And yet despite the fact that we share so many of the same concerns and are entitled to the same privileges, you understand that African Americans are “demonstrably worse off” than white people. What kind of policies would you support to change that?
The programs that we’ve had in place for decades to help these communities aren’t helping them. That’s just a factual statement. We’ve got loads of programs, and they’re not helping.
One of the reasons they’re not helping is because we tangle people’s lives up in these webs of dependence. Let’s say you’re a single African American mom with two kids—I’ve met a lot of these moms—and you are earning $20,000 a year, and you’re dependent on food stamps to feed your kids, and let’s say you’re lucky enough to find a job that pays you twice that and gives you more hours and gives you a career path to move ahead. Everything that you’re depending on goes away, so the risk seems too high to you. In other words, we’ve created these programs where all of the incentives are to stay on the programs instead of providing incentives to move ahead. We make it too hard for people to move ahead in their lives. That’s the sad truth.

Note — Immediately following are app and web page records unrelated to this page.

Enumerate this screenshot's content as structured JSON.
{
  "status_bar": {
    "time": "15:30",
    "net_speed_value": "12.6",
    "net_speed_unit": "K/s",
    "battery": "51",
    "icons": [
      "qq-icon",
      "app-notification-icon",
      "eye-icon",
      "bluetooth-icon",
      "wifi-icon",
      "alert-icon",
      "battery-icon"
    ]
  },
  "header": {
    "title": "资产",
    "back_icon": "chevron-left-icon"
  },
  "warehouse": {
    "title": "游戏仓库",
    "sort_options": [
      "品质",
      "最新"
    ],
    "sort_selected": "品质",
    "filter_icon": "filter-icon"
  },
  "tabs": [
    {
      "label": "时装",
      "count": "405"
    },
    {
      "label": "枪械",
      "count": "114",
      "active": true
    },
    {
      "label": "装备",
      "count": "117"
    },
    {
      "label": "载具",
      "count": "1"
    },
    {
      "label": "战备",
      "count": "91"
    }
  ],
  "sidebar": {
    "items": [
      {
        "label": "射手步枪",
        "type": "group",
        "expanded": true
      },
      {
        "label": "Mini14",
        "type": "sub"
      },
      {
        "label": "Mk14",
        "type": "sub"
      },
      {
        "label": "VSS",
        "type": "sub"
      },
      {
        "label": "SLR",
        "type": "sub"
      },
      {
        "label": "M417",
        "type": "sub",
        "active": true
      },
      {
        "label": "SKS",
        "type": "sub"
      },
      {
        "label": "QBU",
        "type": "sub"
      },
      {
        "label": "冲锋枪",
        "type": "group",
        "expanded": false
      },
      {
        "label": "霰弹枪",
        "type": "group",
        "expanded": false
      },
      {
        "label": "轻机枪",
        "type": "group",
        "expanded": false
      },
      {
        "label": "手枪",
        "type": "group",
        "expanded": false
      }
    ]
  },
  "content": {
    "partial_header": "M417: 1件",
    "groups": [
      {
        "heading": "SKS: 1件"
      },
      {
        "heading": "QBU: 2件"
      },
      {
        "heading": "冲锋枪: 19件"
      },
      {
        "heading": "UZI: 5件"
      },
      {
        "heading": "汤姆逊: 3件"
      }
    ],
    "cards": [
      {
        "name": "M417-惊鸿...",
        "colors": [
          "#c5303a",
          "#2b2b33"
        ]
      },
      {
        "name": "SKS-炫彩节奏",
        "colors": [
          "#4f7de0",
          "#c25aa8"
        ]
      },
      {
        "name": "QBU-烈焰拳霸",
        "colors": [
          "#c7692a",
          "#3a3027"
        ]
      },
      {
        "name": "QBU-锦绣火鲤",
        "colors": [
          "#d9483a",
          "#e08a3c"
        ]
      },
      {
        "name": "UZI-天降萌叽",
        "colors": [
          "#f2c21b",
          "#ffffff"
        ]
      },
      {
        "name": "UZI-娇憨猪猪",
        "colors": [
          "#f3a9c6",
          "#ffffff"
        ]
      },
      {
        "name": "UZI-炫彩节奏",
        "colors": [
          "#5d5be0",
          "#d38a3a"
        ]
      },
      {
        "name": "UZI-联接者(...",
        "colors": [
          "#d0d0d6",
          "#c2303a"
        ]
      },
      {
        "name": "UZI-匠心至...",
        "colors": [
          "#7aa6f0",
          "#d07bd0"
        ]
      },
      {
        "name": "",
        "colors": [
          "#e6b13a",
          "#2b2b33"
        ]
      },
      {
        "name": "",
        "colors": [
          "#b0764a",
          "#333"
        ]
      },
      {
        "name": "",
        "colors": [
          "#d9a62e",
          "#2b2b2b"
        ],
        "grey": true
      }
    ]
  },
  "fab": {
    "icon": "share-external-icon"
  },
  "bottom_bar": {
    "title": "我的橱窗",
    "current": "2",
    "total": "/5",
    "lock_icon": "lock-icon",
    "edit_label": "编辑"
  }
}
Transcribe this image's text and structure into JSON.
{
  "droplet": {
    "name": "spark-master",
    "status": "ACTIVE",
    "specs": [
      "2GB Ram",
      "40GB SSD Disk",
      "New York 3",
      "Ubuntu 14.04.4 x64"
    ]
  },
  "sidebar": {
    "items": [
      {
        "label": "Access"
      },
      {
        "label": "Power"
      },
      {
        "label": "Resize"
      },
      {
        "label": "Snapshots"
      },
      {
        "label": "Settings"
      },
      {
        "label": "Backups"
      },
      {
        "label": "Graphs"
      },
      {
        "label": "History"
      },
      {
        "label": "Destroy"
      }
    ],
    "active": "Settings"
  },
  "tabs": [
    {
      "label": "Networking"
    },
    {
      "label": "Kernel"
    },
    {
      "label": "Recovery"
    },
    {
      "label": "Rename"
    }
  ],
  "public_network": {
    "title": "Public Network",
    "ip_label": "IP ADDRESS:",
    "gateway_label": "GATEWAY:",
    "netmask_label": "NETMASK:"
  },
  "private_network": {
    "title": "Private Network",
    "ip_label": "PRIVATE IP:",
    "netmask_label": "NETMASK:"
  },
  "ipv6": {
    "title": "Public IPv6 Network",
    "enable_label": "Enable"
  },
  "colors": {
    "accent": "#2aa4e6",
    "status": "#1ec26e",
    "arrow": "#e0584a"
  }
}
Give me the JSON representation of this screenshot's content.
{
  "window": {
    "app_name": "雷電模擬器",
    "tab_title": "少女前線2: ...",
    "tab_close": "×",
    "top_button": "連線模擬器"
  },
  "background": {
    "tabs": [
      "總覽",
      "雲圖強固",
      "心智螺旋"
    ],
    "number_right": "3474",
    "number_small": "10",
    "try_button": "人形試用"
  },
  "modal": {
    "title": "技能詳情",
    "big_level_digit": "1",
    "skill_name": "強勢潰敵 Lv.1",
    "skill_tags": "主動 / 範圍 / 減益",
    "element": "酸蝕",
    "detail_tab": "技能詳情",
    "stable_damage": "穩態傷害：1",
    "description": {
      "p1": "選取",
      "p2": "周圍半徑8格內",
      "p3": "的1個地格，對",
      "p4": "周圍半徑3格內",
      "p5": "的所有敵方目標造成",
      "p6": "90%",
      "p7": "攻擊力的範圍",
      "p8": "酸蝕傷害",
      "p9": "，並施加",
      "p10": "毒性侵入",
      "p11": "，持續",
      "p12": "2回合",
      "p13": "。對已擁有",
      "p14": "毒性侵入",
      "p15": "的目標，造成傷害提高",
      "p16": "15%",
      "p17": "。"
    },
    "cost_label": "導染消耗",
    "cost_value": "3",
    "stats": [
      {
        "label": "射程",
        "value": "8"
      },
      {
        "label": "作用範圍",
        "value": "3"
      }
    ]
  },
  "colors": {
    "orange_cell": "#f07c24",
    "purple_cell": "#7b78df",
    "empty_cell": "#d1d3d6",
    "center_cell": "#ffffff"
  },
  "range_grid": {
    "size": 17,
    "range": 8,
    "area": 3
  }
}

Here is another thing: The biggest job creators in the nation have always been small businesses—community-based businesses. We need to be encouraging the creation of entrepreneurship and small businesses in these communities. The policies that we’re pursuing right now do exactly the opposite, because government is so burdensome and so complicated. Those small businesses upon which communities depend—we’re now destroying them. And for the first time in U.S. history, we’re destroying more than we’re creating. The tragedy, for example, of a Ferguson is all those small businesses in that community that got destroyed. Those were job-creating businesses.
I was struck by a speech Hillary Clinton gave recently. She said, well, African American youth unemployment is at an all-time high, and we need to raise the minimum wage. We know from the data that if you raise the minimum wage above a certain level, it’s African American youth that are most punished, because it makes it harder for them to get that entry-level starter job. If they get an entry-level starter job, they can learn skills and move forward. But if they don’t have a chance to get that job, then they’re stuck.
I can’t say that I had the same experience as an African American youth trapped in an inner city. I can’t say that. I had the great advantage of having a terrific education. But what I would say is everybody has to start somewhere. Everybody has to get a job to start. We need to put people to work.